*** MATERIAL TO PROCESS ***
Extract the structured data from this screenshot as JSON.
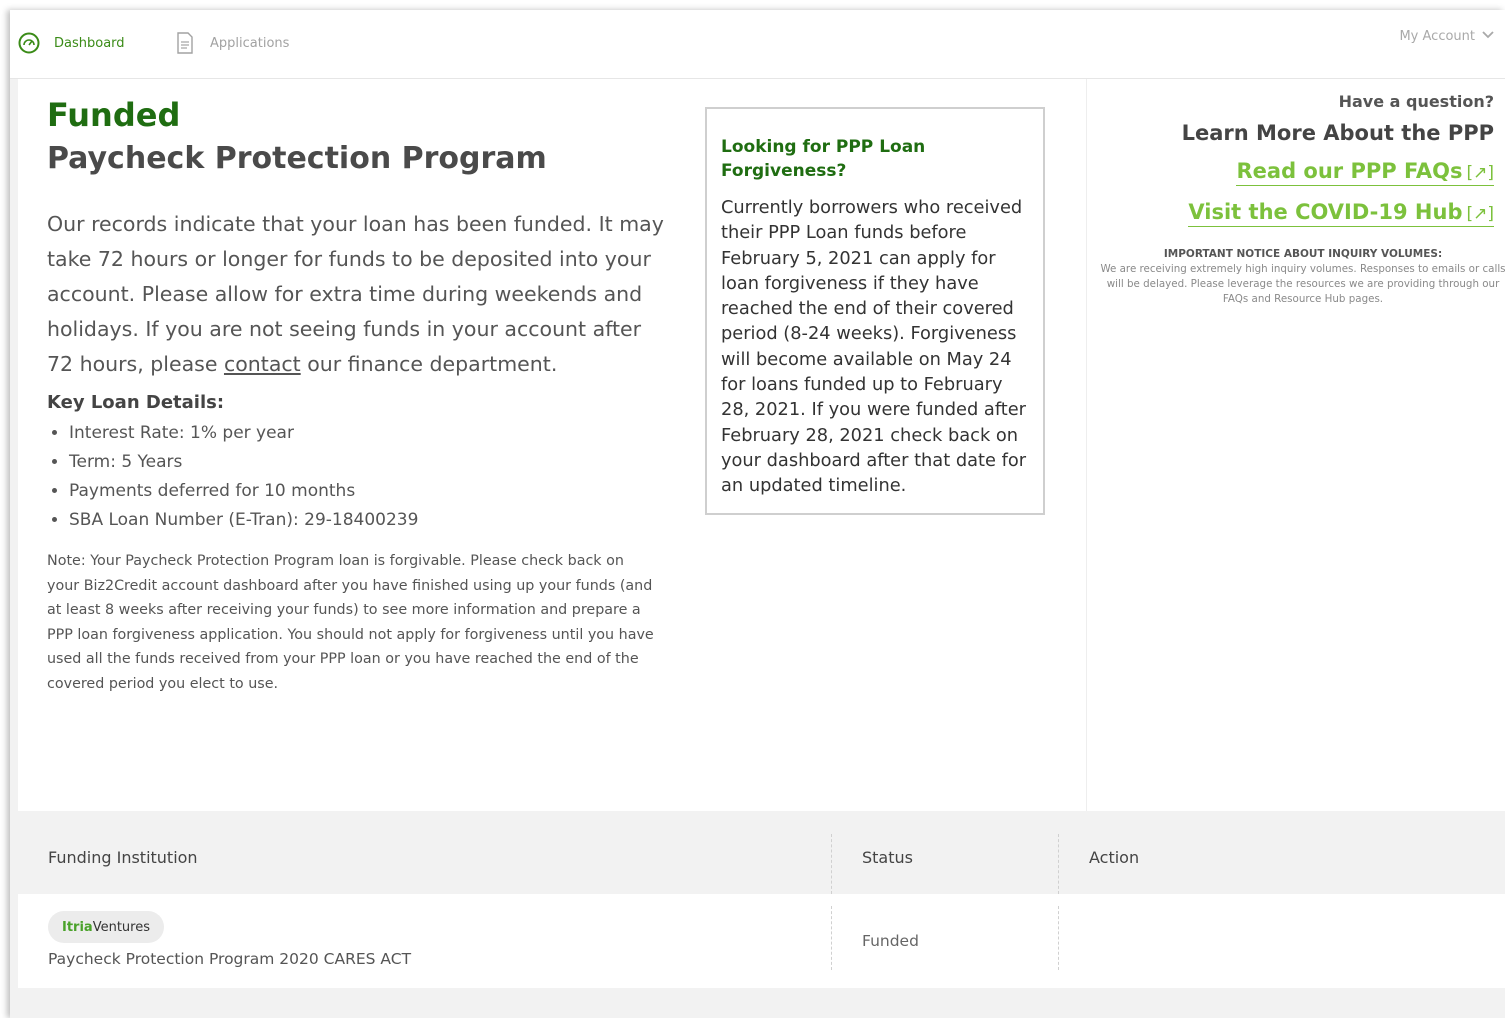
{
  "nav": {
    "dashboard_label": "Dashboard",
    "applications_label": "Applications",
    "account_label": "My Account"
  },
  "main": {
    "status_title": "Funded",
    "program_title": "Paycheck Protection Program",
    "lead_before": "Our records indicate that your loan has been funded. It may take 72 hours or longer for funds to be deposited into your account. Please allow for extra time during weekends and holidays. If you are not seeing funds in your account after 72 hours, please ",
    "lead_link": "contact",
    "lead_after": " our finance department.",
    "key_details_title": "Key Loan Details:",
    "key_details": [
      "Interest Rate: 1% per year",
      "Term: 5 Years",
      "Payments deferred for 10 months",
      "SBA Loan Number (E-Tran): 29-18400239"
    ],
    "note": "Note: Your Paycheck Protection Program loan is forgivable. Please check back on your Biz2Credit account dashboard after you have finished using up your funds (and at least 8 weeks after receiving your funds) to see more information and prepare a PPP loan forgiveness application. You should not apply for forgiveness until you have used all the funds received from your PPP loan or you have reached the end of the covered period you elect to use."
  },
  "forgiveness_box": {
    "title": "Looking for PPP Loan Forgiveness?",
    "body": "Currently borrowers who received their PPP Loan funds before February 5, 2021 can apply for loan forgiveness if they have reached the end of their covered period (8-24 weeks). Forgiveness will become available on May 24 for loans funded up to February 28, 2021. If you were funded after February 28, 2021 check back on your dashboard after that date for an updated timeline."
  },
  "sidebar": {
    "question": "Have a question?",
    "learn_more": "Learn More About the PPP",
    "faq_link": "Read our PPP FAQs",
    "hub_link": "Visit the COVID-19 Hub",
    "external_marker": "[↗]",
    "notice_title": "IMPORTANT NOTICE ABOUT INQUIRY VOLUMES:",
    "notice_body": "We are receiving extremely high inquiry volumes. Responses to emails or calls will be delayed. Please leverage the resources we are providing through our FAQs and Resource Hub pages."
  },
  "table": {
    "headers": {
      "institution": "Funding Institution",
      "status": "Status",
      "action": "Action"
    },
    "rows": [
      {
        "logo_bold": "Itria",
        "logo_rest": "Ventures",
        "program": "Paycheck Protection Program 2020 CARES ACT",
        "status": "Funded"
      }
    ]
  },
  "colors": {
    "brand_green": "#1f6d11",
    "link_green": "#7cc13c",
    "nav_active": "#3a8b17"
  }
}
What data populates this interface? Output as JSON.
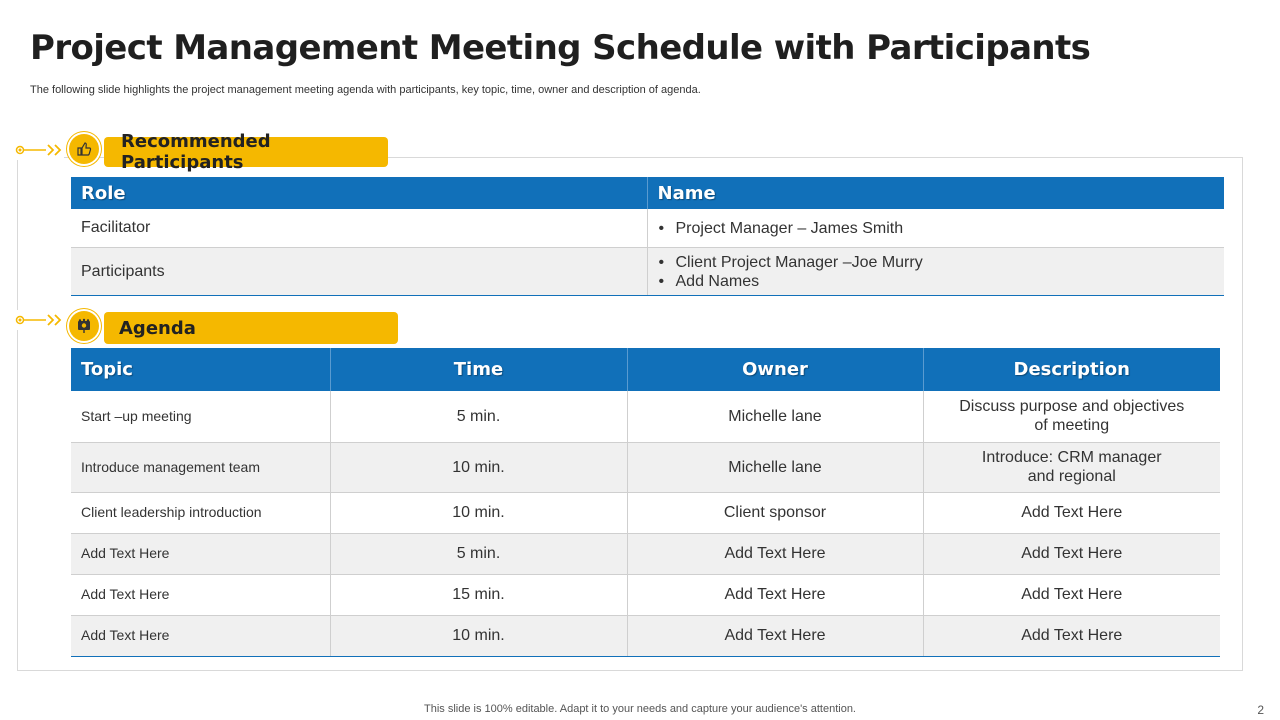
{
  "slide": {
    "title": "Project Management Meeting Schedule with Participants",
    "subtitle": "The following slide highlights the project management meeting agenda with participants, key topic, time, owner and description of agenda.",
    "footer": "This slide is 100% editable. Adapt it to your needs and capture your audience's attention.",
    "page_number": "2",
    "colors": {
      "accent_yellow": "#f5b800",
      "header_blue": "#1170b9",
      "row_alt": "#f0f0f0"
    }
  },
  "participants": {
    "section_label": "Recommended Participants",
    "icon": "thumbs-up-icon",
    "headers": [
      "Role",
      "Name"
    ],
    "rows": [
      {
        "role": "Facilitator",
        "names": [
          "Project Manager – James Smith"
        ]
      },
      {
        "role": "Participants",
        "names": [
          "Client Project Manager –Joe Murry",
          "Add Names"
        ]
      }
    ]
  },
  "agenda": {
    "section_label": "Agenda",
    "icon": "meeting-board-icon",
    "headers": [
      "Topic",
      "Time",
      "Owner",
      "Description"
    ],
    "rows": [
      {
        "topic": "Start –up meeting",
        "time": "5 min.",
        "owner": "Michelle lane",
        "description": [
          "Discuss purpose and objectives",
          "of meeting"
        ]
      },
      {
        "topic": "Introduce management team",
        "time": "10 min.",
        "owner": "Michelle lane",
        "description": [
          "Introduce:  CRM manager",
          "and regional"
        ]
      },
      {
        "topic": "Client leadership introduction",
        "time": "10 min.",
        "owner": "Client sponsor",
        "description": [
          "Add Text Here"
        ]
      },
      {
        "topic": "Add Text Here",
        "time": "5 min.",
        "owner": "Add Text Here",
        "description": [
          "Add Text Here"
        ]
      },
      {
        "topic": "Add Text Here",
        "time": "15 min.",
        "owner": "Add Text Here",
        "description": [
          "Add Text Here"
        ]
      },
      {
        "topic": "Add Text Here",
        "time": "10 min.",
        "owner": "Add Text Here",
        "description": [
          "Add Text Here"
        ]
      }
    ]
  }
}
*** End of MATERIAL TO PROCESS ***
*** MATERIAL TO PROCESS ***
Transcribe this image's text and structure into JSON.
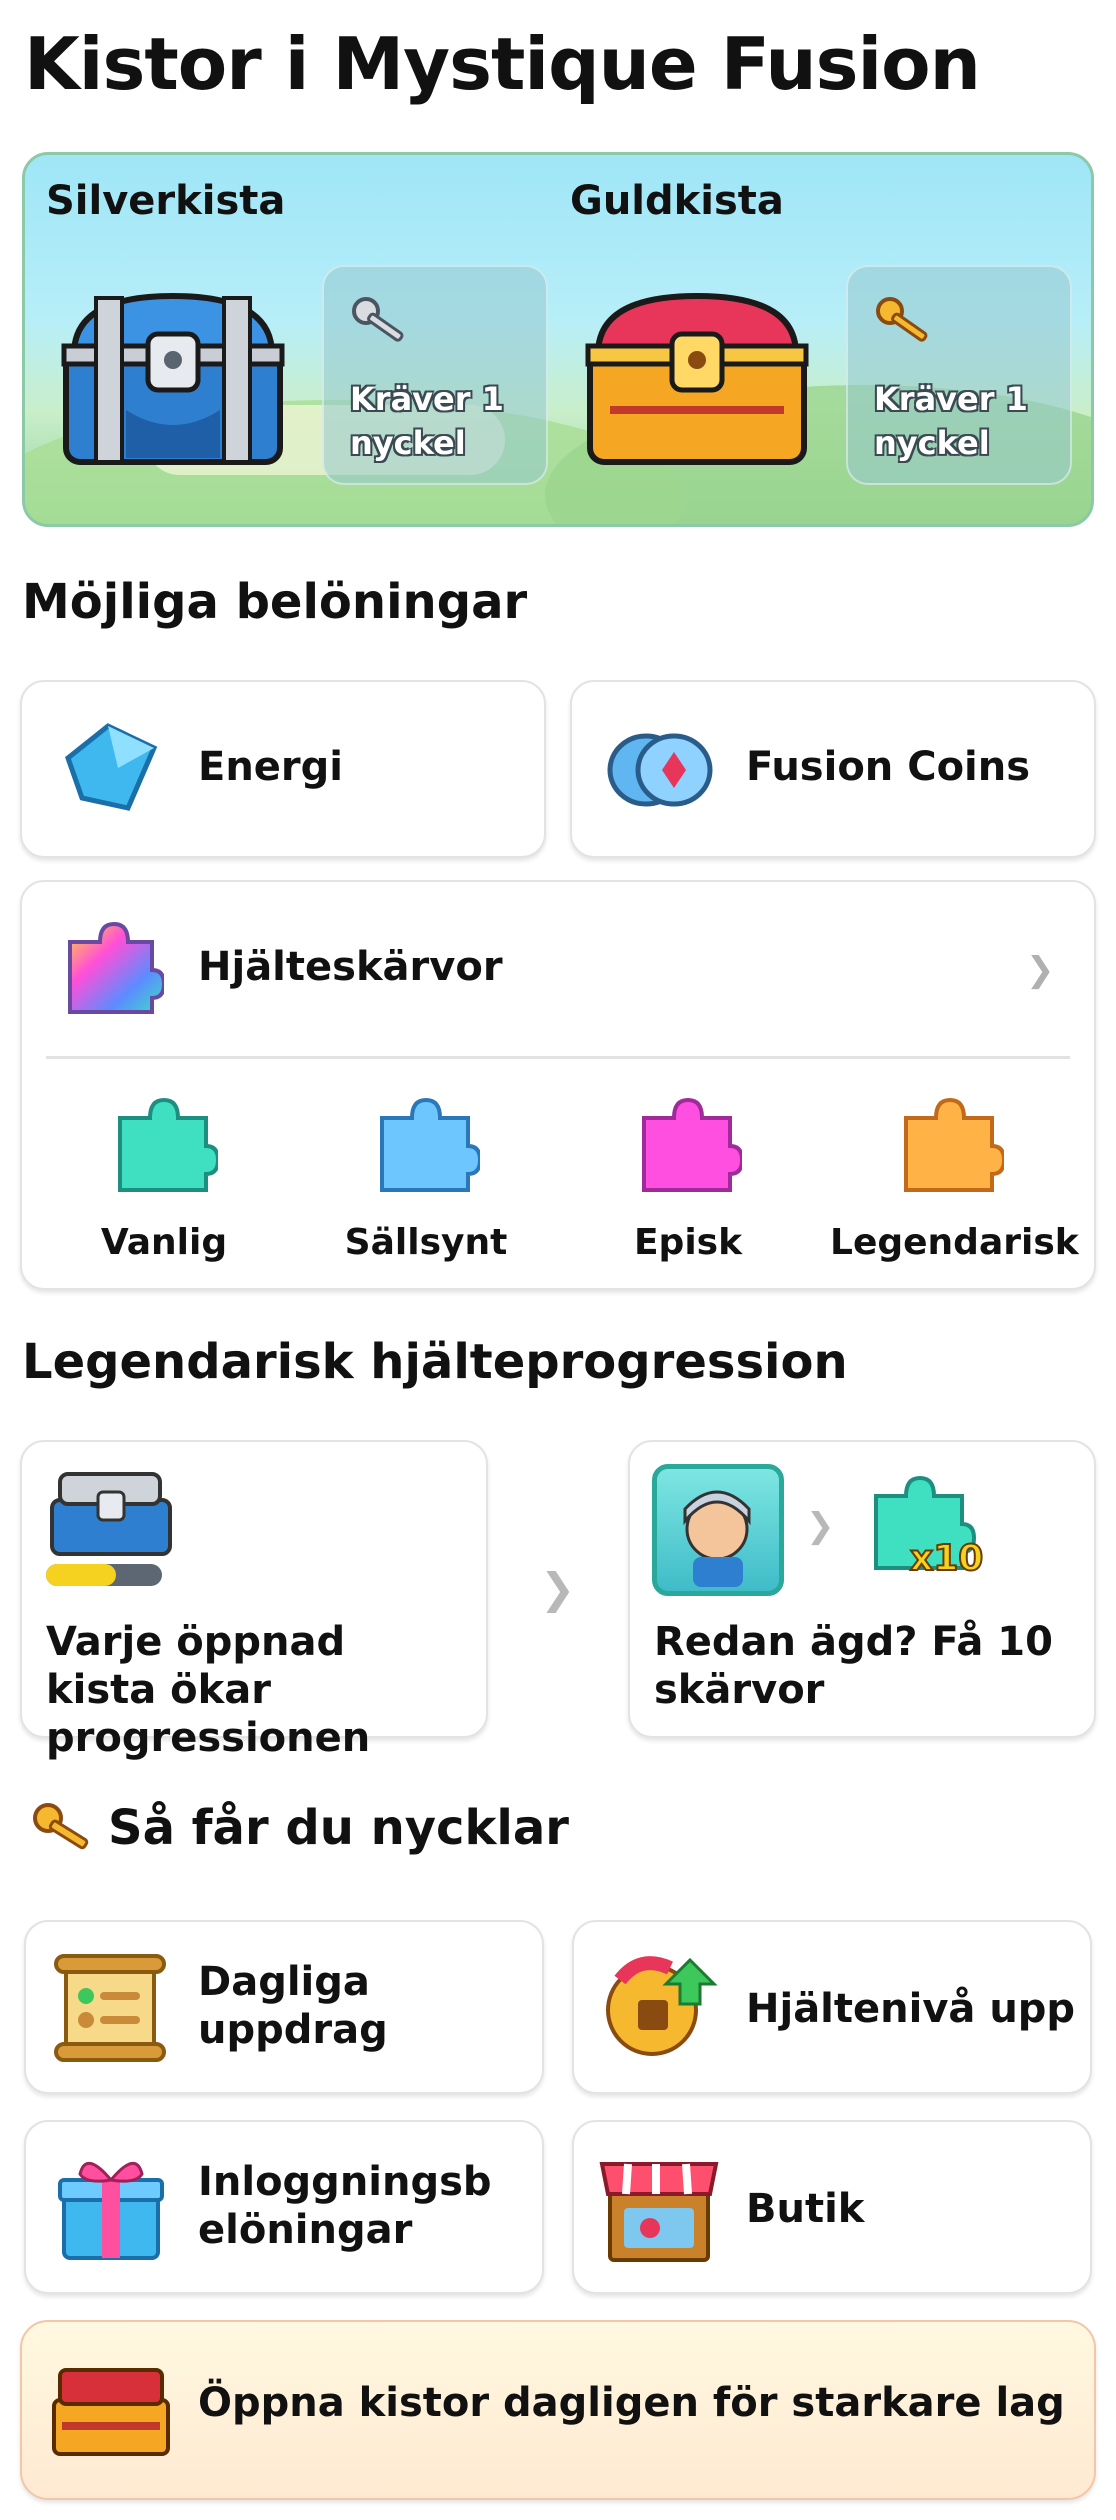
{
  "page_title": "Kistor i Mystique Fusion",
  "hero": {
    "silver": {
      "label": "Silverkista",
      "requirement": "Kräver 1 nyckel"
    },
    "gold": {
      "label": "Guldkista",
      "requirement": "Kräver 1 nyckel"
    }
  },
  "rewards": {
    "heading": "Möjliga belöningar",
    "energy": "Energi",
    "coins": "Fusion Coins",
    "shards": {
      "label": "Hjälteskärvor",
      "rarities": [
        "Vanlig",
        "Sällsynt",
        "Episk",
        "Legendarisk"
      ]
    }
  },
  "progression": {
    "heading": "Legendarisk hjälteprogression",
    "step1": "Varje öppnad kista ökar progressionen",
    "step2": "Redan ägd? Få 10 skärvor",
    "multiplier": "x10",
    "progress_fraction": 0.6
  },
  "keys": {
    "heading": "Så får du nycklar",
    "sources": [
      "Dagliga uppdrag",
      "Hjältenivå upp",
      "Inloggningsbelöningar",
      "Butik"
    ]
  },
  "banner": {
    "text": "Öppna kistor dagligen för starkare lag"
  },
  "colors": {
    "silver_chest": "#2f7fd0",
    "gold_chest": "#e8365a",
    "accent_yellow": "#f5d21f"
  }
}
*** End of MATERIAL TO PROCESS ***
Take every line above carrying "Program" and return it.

    "program_title": "Paycheck Protection Program",
    "note": "Note: Your Paycheck Protection Program loan is forgivable. Please check back on your Biz2Credit account dashboard after you have finished using up your funds (and at least 8 weeks after receiving your funds) to see more information and prepare a PPP loan forgiveness application. You should not apply for forgiveness until you have used all the funds received from your PPP loan or you have reached the end of the covered period you elect to use."
        "program": "Paycheck Protection Program 2020 CARES ACT",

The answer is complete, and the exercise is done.